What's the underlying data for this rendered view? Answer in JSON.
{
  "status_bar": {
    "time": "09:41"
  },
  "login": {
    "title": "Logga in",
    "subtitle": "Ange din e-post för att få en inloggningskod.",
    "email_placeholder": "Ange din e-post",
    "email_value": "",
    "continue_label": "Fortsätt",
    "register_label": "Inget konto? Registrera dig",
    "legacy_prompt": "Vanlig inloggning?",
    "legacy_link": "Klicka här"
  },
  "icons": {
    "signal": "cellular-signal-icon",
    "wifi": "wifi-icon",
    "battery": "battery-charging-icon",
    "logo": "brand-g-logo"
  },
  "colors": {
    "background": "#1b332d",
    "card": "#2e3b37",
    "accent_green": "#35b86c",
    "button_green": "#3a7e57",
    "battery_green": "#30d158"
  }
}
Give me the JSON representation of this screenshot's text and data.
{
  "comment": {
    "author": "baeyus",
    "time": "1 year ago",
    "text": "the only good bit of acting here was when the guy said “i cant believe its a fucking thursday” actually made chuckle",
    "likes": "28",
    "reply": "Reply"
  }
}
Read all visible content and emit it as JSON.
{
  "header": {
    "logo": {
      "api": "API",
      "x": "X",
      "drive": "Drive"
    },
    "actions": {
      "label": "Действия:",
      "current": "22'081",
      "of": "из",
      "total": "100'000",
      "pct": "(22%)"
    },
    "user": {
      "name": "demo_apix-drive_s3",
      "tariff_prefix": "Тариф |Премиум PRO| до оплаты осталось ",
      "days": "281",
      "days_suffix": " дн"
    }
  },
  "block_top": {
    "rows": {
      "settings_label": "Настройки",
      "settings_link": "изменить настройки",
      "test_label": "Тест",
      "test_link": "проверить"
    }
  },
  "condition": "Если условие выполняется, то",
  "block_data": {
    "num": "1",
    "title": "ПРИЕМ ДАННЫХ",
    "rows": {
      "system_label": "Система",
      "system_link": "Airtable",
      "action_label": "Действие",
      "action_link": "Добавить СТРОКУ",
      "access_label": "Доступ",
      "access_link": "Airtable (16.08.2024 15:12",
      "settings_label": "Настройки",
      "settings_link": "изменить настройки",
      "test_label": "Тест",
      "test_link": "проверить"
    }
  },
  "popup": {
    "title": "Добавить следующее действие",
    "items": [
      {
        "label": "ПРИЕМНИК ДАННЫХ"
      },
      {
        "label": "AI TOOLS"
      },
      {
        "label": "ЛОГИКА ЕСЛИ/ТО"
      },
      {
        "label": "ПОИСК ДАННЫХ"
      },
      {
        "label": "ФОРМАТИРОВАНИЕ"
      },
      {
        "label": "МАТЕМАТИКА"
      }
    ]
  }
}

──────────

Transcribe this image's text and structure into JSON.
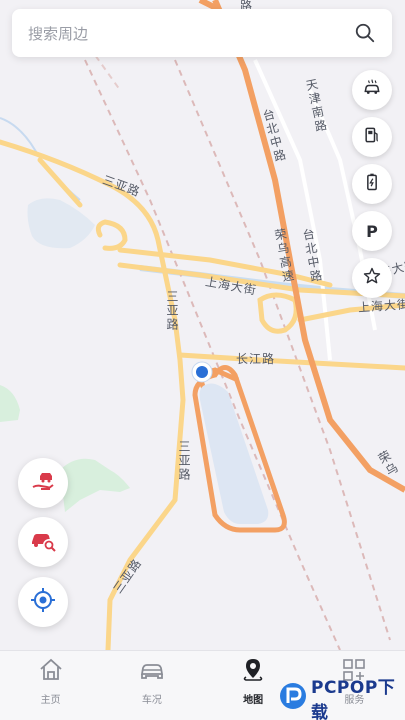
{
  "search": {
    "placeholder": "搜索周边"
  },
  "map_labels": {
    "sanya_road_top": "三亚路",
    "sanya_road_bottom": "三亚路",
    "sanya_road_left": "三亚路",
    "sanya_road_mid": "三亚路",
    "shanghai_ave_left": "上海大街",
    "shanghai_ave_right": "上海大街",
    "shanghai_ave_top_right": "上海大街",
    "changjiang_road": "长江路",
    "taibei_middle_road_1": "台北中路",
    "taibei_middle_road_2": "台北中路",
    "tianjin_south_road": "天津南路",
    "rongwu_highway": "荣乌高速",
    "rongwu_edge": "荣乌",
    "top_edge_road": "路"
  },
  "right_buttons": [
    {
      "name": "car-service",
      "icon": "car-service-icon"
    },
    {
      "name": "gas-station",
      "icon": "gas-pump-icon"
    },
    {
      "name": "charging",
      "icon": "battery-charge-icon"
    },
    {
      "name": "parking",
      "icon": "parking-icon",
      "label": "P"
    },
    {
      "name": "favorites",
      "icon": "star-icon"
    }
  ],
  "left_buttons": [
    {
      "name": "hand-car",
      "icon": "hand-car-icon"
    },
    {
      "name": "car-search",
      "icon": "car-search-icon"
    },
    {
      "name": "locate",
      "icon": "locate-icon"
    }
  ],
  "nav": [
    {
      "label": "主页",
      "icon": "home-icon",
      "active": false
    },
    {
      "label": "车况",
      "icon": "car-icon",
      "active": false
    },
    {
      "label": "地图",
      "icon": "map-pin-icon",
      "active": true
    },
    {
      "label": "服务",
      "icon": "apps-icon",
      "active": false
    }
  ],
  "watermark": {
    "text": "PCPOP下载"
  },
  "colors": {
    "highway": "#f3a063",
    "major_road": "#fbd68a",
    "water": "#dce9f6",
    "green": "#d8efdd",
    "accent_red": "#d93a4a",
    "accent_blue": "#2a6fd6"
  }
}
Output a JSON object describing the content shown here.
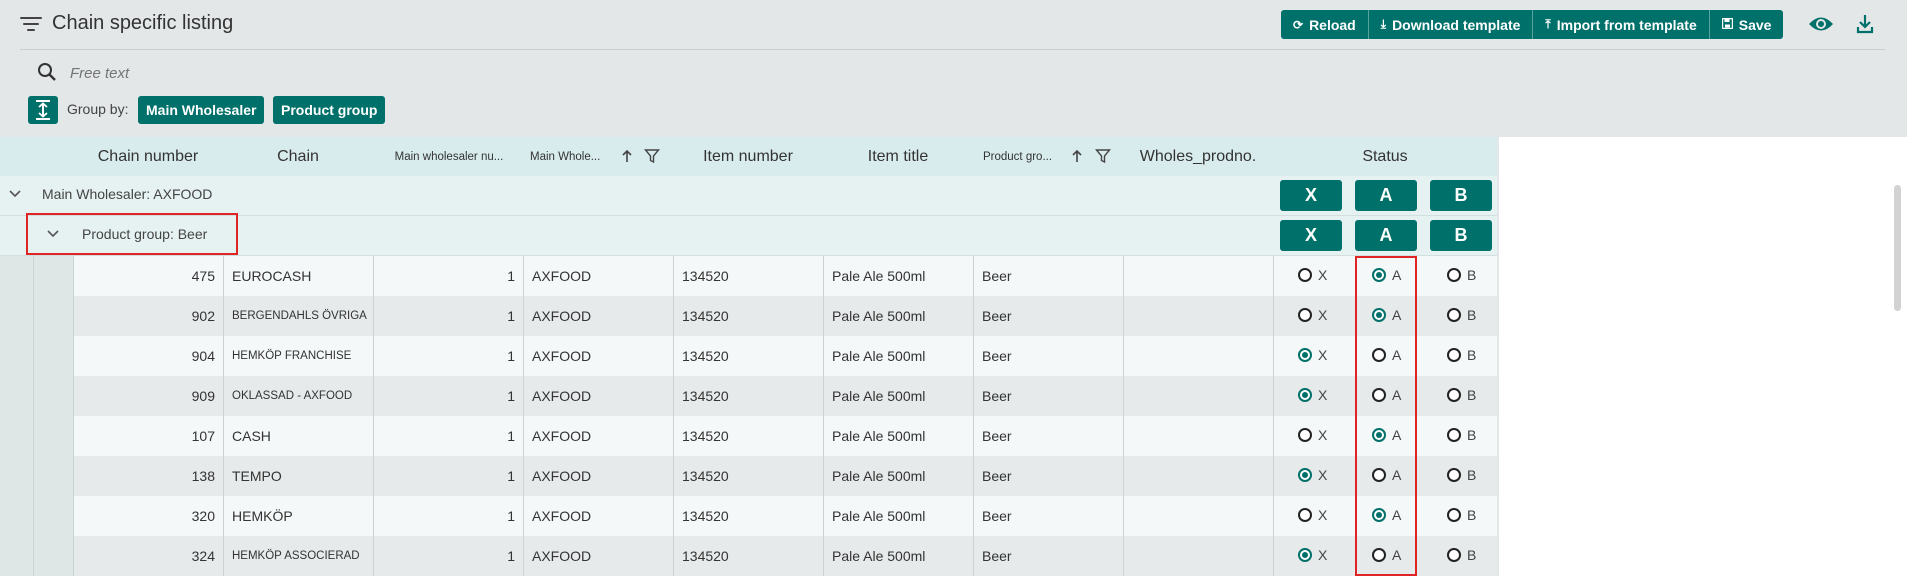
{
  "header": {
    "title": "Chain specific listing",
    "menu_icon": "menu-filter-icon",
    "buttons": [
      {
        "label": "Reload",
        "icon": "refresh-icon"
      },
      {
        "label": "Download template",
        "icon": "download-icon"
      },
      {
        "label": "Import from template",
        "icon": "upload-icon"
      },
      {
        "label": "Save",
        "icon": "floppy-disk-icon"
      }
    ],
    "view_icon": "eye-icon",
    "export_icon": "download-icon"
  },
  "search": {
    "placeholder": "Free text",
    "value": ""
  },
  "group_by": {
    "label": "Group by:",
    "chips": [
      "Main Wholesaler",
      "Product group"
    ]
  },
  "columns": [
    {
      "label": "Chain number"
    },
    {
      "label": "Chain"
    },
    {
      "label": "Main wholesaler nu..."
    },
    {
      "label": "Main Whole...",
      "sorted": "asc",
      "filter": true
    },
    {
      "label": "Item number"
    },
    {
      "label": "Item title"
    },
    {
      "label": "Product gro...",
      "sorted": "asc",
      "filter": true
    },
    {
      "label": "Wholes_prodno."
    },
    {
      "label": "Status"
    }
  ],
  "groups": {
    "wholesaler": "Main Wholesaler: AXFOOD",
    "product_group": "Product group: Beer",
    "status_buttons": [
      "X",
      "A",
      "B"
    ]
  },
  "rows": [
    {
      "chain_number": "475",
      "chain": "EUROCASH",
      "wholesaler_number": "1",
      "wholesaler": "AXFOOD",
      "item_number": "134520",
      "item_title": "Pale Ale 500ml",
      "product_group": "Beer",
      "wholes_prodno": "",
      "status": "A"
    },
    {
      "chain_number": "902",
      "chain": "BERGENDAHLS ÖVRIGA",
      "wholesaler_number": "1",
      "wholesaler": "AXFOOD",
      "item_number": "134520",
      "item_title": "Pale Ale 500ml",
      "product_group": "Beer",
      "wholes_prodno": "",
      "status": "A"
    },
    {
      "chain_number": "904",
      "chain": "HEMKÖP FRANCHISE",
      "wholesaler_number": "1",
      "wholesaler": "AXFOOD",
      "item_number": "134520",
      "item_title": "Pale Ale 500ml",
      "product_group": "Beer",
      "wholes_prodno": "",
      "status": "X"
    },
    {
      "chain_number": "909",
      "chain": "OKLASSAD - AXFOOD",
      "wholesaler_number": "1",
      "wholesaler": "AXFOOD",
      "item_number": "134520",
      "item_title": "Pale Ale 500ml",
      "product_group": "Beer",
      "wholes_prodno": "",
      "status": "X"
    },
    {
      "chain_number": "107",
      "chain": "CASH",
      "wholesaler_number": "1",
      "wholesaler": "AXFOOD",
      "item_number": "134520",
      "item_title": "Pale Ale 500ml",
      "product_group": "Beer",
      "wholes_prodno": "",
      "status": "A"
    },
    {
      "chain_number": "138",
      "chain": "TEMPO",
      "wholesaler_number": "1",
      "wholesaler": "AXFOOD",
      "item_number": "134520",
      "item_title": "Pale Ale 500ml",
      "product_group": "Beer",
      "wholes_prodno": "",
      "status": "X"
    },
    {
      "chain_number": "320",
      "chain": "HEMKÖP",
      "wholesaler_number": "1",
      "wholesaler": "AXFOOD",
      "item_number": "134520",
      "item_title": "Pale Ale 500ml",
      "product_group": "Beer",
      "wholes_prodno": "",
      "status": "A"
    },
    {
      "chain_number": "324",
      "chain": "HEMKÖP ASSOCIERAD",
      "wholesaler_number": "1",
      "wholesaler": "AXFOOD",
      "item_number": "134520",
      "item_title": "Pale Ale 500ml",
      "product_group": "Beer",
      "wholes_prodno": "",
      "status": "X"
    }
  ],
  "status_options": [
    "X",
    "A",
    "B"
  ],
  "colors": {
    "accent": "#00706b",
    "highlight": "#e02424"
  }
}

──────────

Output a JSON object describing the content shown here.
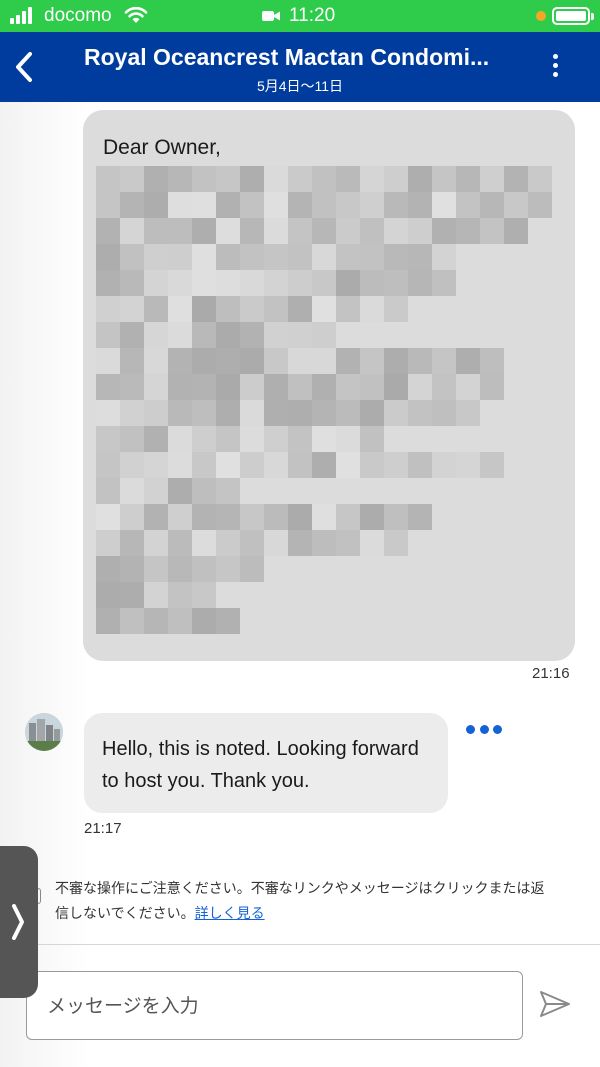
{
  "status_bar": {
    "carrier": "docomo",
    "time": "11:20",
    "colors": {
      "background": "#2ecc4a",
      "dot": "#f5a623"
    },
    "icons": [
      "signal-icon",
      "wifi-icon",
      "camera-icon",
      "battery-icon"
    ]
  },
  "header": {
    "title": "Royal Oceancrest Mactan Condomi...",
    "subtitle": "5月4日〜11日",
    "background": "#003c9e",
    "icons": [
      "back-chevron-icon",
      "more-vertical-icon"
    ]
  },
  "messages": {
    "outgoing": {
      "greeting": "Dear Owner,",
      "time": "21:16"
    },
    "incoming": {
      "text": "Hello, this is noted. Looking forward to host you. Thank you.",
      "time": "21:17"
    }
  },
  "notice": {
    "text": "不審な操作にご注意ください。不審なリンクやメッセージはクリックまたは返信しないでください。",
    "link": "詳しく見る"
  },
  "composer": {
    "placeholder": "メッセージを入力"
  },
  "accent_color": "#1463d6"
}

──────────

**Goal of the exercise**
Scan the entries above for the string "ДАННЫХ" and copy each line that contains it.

**Your solution**
    "title": "ПРИЕМ ДАННЫХ",
        "label": "ПРИЕМНИК ДАННЫХ"
        "label": "ПОИСК ДАННЫХ"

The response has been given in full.